By Deborah Kyvrikosaios
ATHENS (Reuters) – Crowds of protesters gathered outside court chamber 7 in central Athens one recent Wednesday, unfurling a huge banner before they moved swiftly to block the entrance.
“No House in the Hands of Bankers” the banner read. In the court a property auction was underway.
On any given Wednesday for the past four years, activists have been taking their fight against austerity to the country’s civil courts, fighting for people driven into poverty as a result of Greece’s debt crisis and international bailouts.
Occasionally, skirmishes break out with police. But Greece is a country where the right to protest is considered sacrosanct, so the activists come back, week after week.
“People are fed up, they are exhausted from being incessantly pounded by payments and debts,” said Leonidas Papadopoulos from the activist group Den Plirono, meaning I Won’t Pay.
Advocating civil disobedience, I Won’t Pay emerged in 2012, tapping into public anger with austerity imposed by the European Union and International Monetary Fund in exchange for bailout loans.
A loose collective of about 10,000 members, of which between 300 and 400 are regular activists, Papadopoulos says court incursions of I Won’t Pay have thwarted 4,000 auctions annually over the past four years.
Reuters could not independently confirm the claim, but there would have been plenty of opportunity given that home ownership in Greece is about 75 percent, among the EU’s highest, and austerity has caused widespread failure.
Bad loans, or non-performing exposures (NPEs), reached 107.6 billion euros in the third quarter of 2016 at Greek banks, with about 31 percent of that concerning housing loans, according to the Bank of Greece.

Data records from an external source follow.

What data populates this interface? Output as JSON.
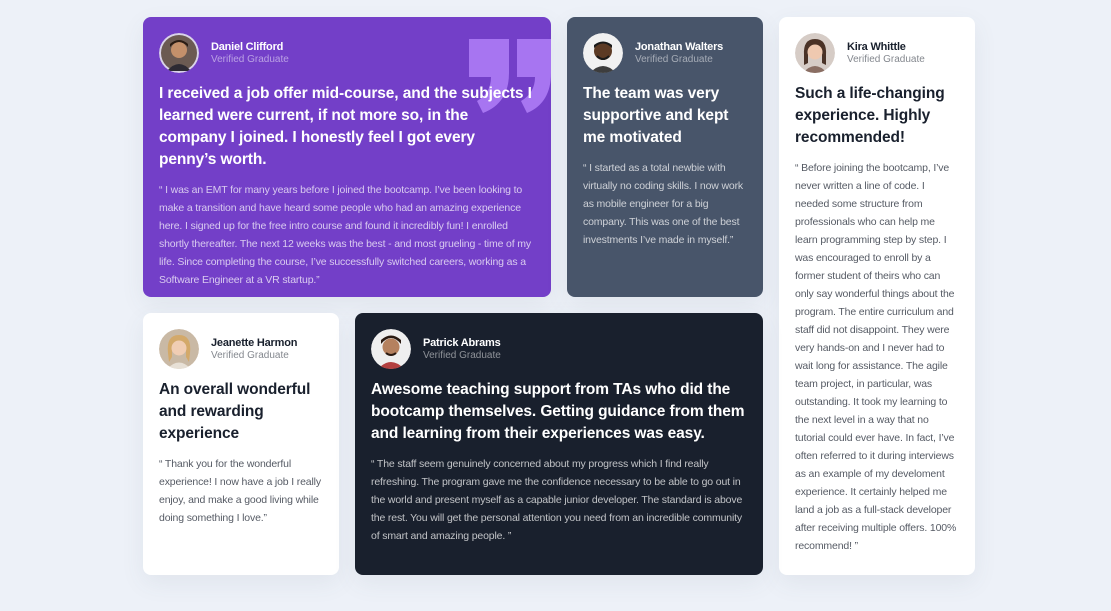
{
  "testimonials": {
    "daniel": {
      "avatar_icon": "person-avatar-icon",
      "name": "Daniel Clifford",
      "role": "Verified Graduate",
      "headline": "I received a job offer mid-course, and the subjects I learned were current, if not more so, in the company I joined. I honestly feel I got every penny’s worth.",
      "quote": "“ I was an EMT for many years before I joined the bootcamp. I’ve been looking to make a transition and have heard some people who had an amazing experience here. I signed up for the free intro course and found it incredibly fun! I enrolled shortly thereafter. The next 12 weeks was the best - and most grueling - time of my life. Since completing the course, I’ve successfully switched careers, working as a Software Engineer at a VR startup.”",
      "bg_color": "#733fc8"
    },
    "jonathan": {
      "avatar_icon": "person-avatar-icon",
      "name": "Jonathan Walters",
      "role": "Verified Graduate",
      "headline": "The team was very supportive and kept me motivated",
      "quote": "“ I started as a total newbie with virtually no coding skills. I now work as mobile engineer for a big company. This was one of the best investments I’ve made in myself.”",
      "bg_color": "#48556a"
    },
    "kira": {
      "avatar_icon": "person-avatar-icon",
      "name": "Kira Whittle",
      "role": "Verified Graduate",
      "headline": "Such a life-changing experience. Highly recommended!",
      "quote": "“ Before joining the bootcamp, I’ve never written a line of code. I needed some structure from professionals who can help me learn programming step by step. I was encouraged to enroll by a former student of theirs who can only say wonderful things about the program. The entire curriculum and staff did not disappoint. They were very hands-on and I never had to wait long for assistance. The agile team project, in particular, was outstanding. It took my learning to the next level in a way that no tutorial could ever have. In fact, I’ve often referred to it during interviews as an example of my develoment experience. It certainly helped me land a job as a full-stack developer after receiving multiple offers. 100% recommend! ”",
      "bg_color": "#ffffff"
    },
    "jeanette": {
      "avatar_icon": "person-avatar-icon",
      "name": "Jeanette Harmon",
      "role": "Verified Graduate",
      "headline": "An overall wonderful and rewarding experience",
      "quote": "“ Thank you for the wonderful experience! I now have a job I really enjoy, and make a good living while doing something I love.”",
      "bg_color": "#ffffff"
    },
    "patrick": {
      "avatar_icon": "person-avatar-icon",
      "name": "Patrick Abrams",
      "role": "Verified Graduate",
      "headline": "Awesome teaching support from TAs who did the bootcamp themselves. Getting guidance from them and learning from their experiences was easy.",
      "quote": "“ The staff seem genuinely concerned about my progress which I find really refreshing. The program gave me the confidence necessary to be able to go out in the world and present myself as a capable junior developer. The standard is above the rest. You will get the personal attention you need from an incredible community of smart and amazing people. ”",
      "bg_color": "#19202d"
    }
  },
  "colors": {
    "page_bg": "#edf1f8",
    "quote_mark": "#a775f1"
  },
  "icons": {
    "decorative_quote": "quotation-mark-icon"
  }
}
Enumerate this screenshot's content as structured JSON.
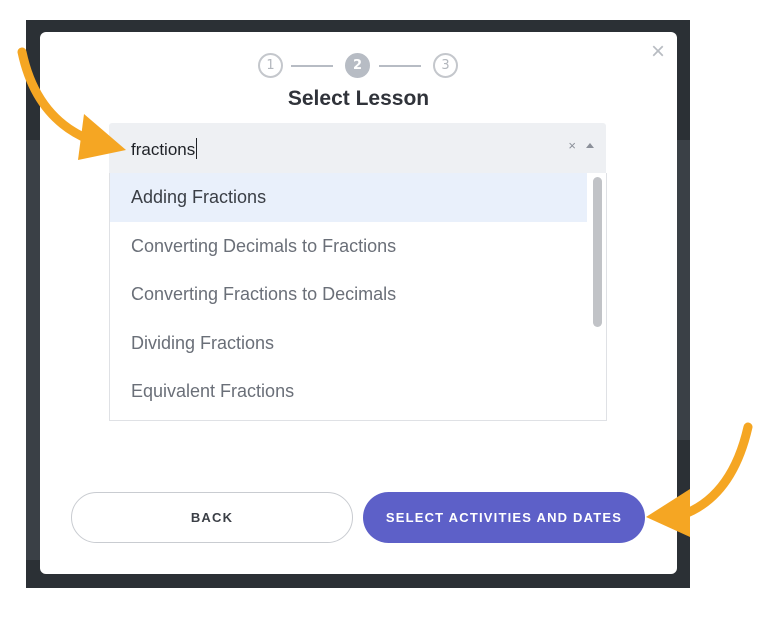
{
  "stepper": {
    "steps": [
      "1",
      "2",
      "3"
    ],
    "current": 2
  },
  "modal": {
    "title": "Select Lesson",
    "close_glyph": "×"
  },
  "search": {
    "value": "fractions",
    "clear_glyph": "×"
  },
  "options": [
    {
      "label": "Adding Fractions",
      "highlighted": true
    },
    {
      "label": "Converting Decimals to Fractions",
      "highlighted": false
    },
    {
      "label": "Converting Fractions to Decimals",
      "highlighted": false
    },
    {
      "label": "Dividing Fractions",
      "highlighted": false
    },
    {
      "label": "Equivalent Fractions",
      "highlighted": false
    }
  ],
  "buttons": {
    "back": "BACK",
    "next": "SELECT ACTIVITIES AND DATES"
  },
  "colors": {
    "primary": "#5d60c8",
    "annotation_arrow": "#f5a623",
    "highlight": "#e9f0fb"
  }
}
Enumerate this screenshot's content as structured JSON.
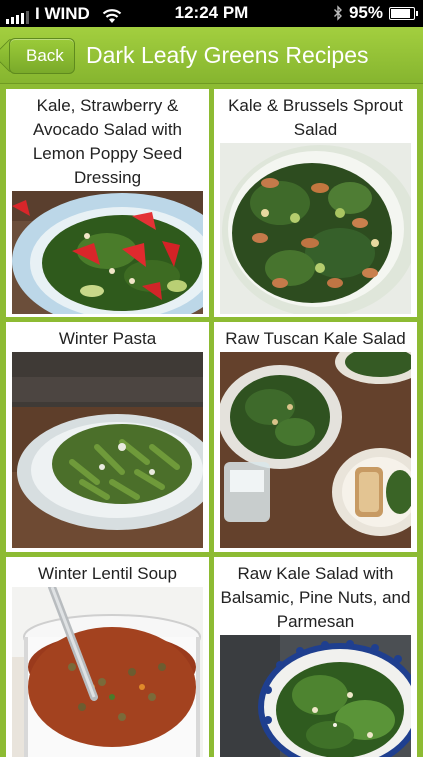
{
  "status_bar": {
    "carrier": "I WIND",
    "time": "12:24 PM",
    "battery": "95%",
    "battery_level": 0.95
  },
  "nav": {
    "back_label": "Back",
    "title": "Dark Leafy Greens Recipes"
  },
  "recipes": [
    {
      "title": "Kale, Strawberry & Avocado Salad with Lemon Poppy Seed Dressing"
    },
    {
      "title": "Kale & Brussels Sprout Salad"
    },
    {
      "title": "Winter Pasta"
    },
    {
      "title": "Raw Tuscan Kale Salad"
    },
    {
      "title": "Winter Lentil Soup"
    },
    {
      "title": "Raw Kale Salad with Balsamic, Pine Nuts, and Parmesan"
    }
  ],
  "colors": {
    "accent_green": "#8dbb33",
    "nav_green": "#95c43a"
  }
}
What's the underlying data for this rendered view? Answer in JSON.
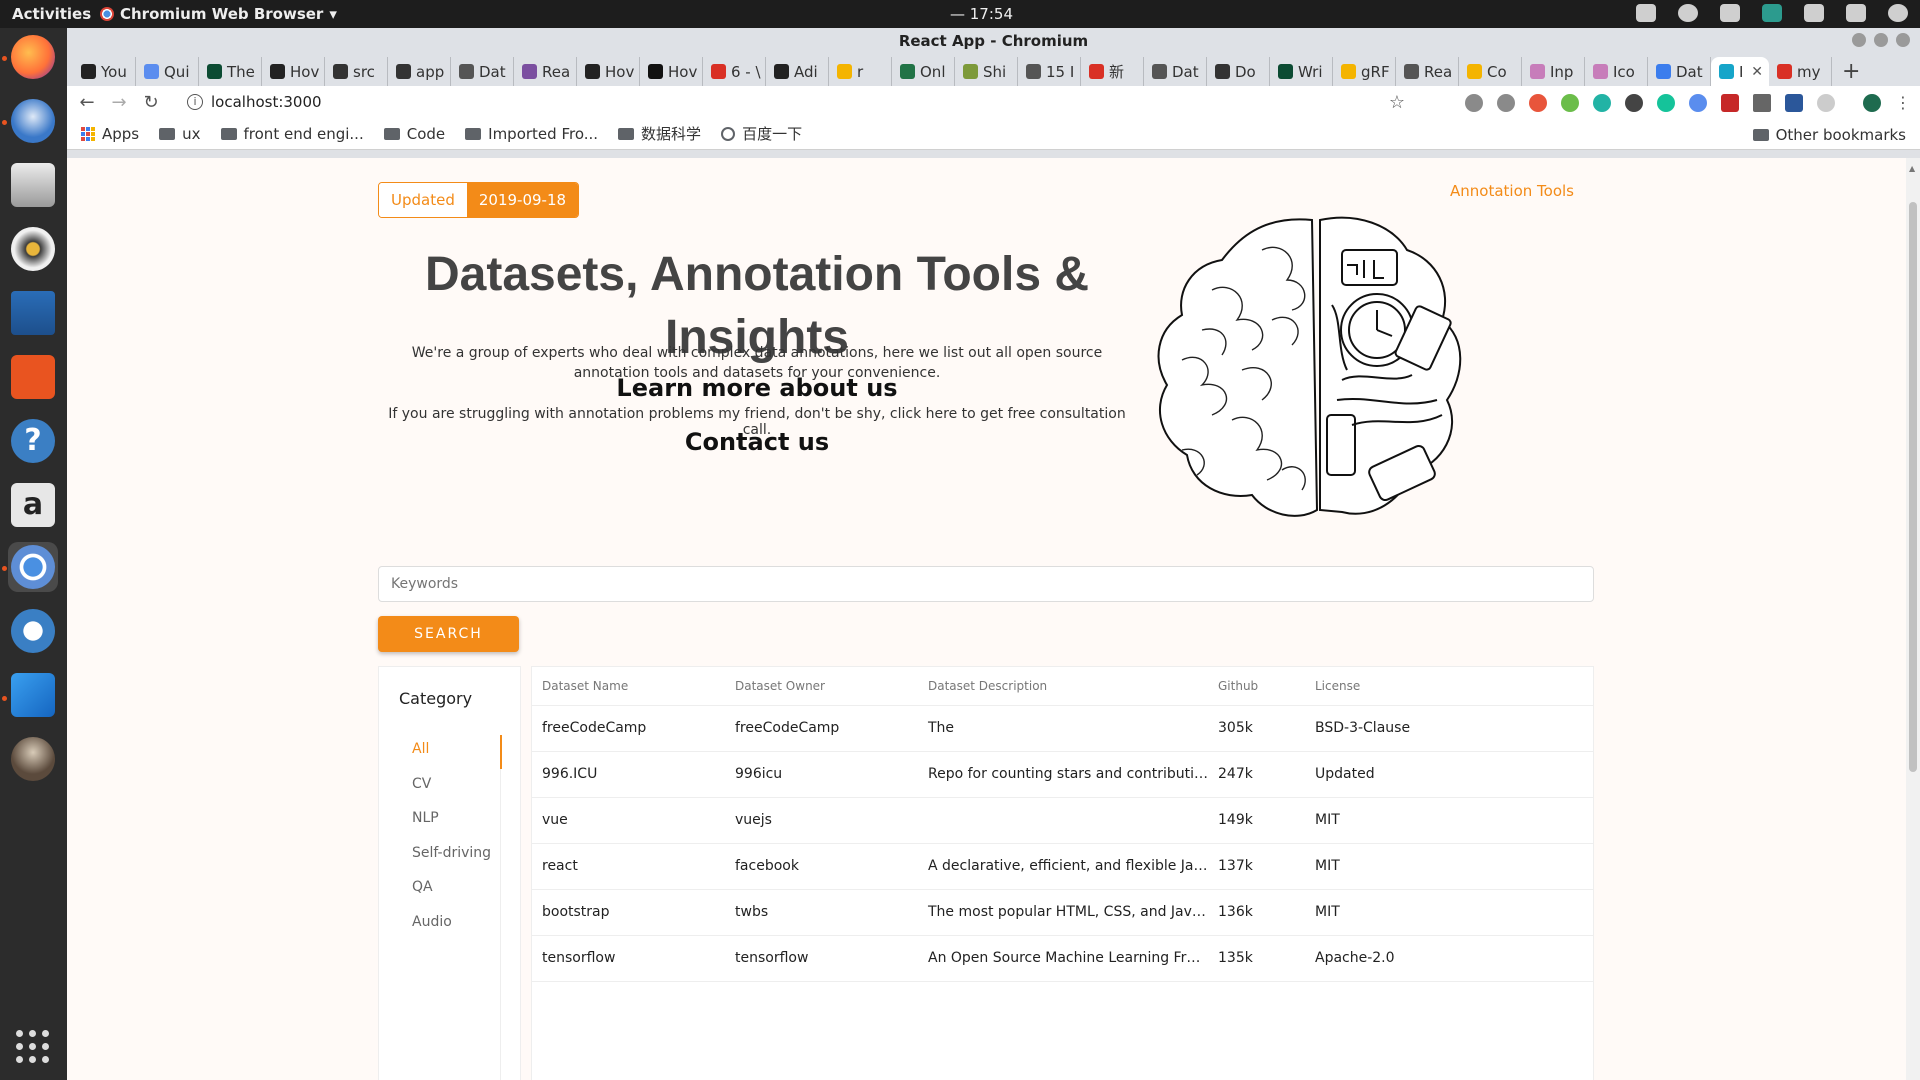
{
  "topbar": {
    "activities": "Activities",
    "app_name": "Chromium Web Browser",
    "clock": "— 17:54"
  },
  "window": {
    "title": "React App - Chromium"
  },
  "tabs": [
    {
      "label": "You",
      "color": "#222222"
    },
    {
      "label": "Qui",
      "color": "#5b8def"
    },
    {
      "label": "The",
      "color": "#0c4b33"
    },
    {
      "label": "Hov",
      "color": "#222222"
    },
    {
      "label": "src",
      "color": "#333333"
    },
    {
      "label": "app",
      "color": "#333333"
    },
    {
      "label": "Dat",
      "color": "#555555"
    },
    {
      "label": "Rea",
      "color": "#7b4fa0"
    },
    {
      "label": "Hov",
      "color": "#222222"
    },
    {
      "label": "Hov",
      "color": "#111111"
    },
    {
      "label": "6 - \\",
      "color": "#d93025"
    },
    {
      "label": "Adi",
      "color": "#222222"
    },
    {
      "label": "r",
      "color": "#f4b400"
    },
    {
      "label": "Onl",
      "color": "#217346"
    },
    {
      "label": "Shi",
      "color": "#7d9a3a"
    },
    {
      "label": "15 I",
      "color": "#555555"
    },
    {
      "label": "新",
      "color": "#d93025"
    },
    {
      "label": "Dat",
      "color": "#555555"
    },
    {
      "label": "Do",
      "color": "#333333"
    },
    {
      "label": "Wri",
      "color": "#0c4b33"
    },
    {
      "label": "gRF",
      "color": "#f4b400"
    },
    {
      "label": "Rea",
      "color": "#555555"
    },
    {
      "label": "Co",
      "color": "#f4b400"
    },
    {
      "label": "Inp",
      "color": "#c77dba"
    },
    {
      "label": "Ico",
      "color": "#c77dba"
    },
    {
      "label": "Dat",
      "color": "#3b7ded"
    },
    {
      "label": "I",
      "color": "#16a5c9",
      "active": true
    },
    {
      "label": "my",
      "color": "#d93025"
    }
  ],
  "toolbar": {
    "url": "localhost:3000"
  },
  "bookmarks": {
    "apps": "Apps",
    "items": [
      "ux",
      "front end engi...",
      "Code",
      "Imported Fro...",
      "数据科学",
      "百度一下"
    ],
    "other": "Other bookmarks"
  },
  "page": {
    "badge_key": "Updated",
    "badge_value": "2019-09-18",
    "top_link": "Annotation Tools",
    "title": "Datasets, Annotation Tools & Insights",
    "intro": "We're a group of experts who deal with complex data annotations, here we list out all open source annotation tools and datasets for your convenience.",
    "learn_more": "Learn more about us",
    "struggle": "If you are struggling with annotation problems my friend, don't be shy, click here to get free consultation call.",
    "contact": "Contact us",
    "search_placeholder": "Keywords",
    "search_button": "SEARCH",
    "accent_color": "#f38b18"
  },
  "category": {
    "title": "Category",
    "items": [
      "All",
      "CV",
      "NLP",
      "Self-driving",
      "QA",
      "Audio"
    ],
    "selected": "All"
  },
  "table": {
    "headers": [
      "Dataset Name",
      "Dataset Owner",
      "Dataset Description",
      "Github",
      "License"
    ],
    "rows": [
      [
        "freeCodeCamp",
        "freeCodeCamp",
        "The",
        "305k",
        "BSD-3-Clause"
      ],
      [
        "996.ICU",
        "996icu",
        "Repo for counting stars and contributing. Press F t...",
        "247k",
        "Updated"
      ],
      [
        "vue",
        "vuejs",
        "",
        "149k",
        "MIT"
      ],
      [
        "react",
        "facebook",
        "A declarative, efficient, and flexible JavaScript libr...",
        "137k",
        "MIT"
      ],
      [
        "bootstrap",
        "twbs",
        "The most popular HTML, CSS, and JavaScript fram...",
        "136k",
        "MIT"
      ],
      [
        "tensorflow",
        "tensorflow",
        "An Open Source Machine Learning Framework for ...",
        "135k",
        "Apache-2.0"
      ]
    ]
  }
}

Yet according to official data, auctions have in fact fallen. From 43,000 in 2008 and a peak of 52,000 in 2009, auctions fell to 16,000 in 2014.
Part of that is down to a 2010 law protecting primary residences, allowing arbitration between creditors and lenders. Papadopoulos says its also because of their activism.
But for some, it was too little, too late.
“OUR DREAMS ARE DEAD”
Electrician Vassilis Skopelitis was a casualty.
On a hot summer morning in 2016 a bailiff, locksmith and a bank clerk turned up at his modest two-storey dwelling in an Athens suburb to evict its occupants, including a bedridden 93 year old man.
“I asked where was he to go. They said they didn’t care,” said Skopelitis, 55, of his now deceased father-in-law.
The family got a reprieve when local activists and a mayor intervened, but he expects a new eviction attempt in coming months.
With an income from a social benefit at 200 euros a month, Skopelitis says bank payments are impossible. “I don’t have money to eat,” he says.
When his electrical goods store started failing in 2009 he couldn’t afford mortgage payments on a 160,000 debt for his two-storey home.
In 2012, his home was confiscated by a bank, and the following year banks foreclosed on the homes of his two adult children also, left unemployed by the crisis. They now live with him.
The stress of it all, he said, gave him a heart attack in 2015. And yet the phone bills and letters for payment persist.
Skopelitis’s hopes are now pinned on getting a disability pension so he could rent a home in the countryside and possibly grow his own food. But he says he will resist leaving his home for as long as he can.
“Our dreams have died.. Our dreams for life … died with this house.”
(Additional reporting by Lefteris Papadimas; Writing by Michele Kambas Editing by Jeremy Gaunt)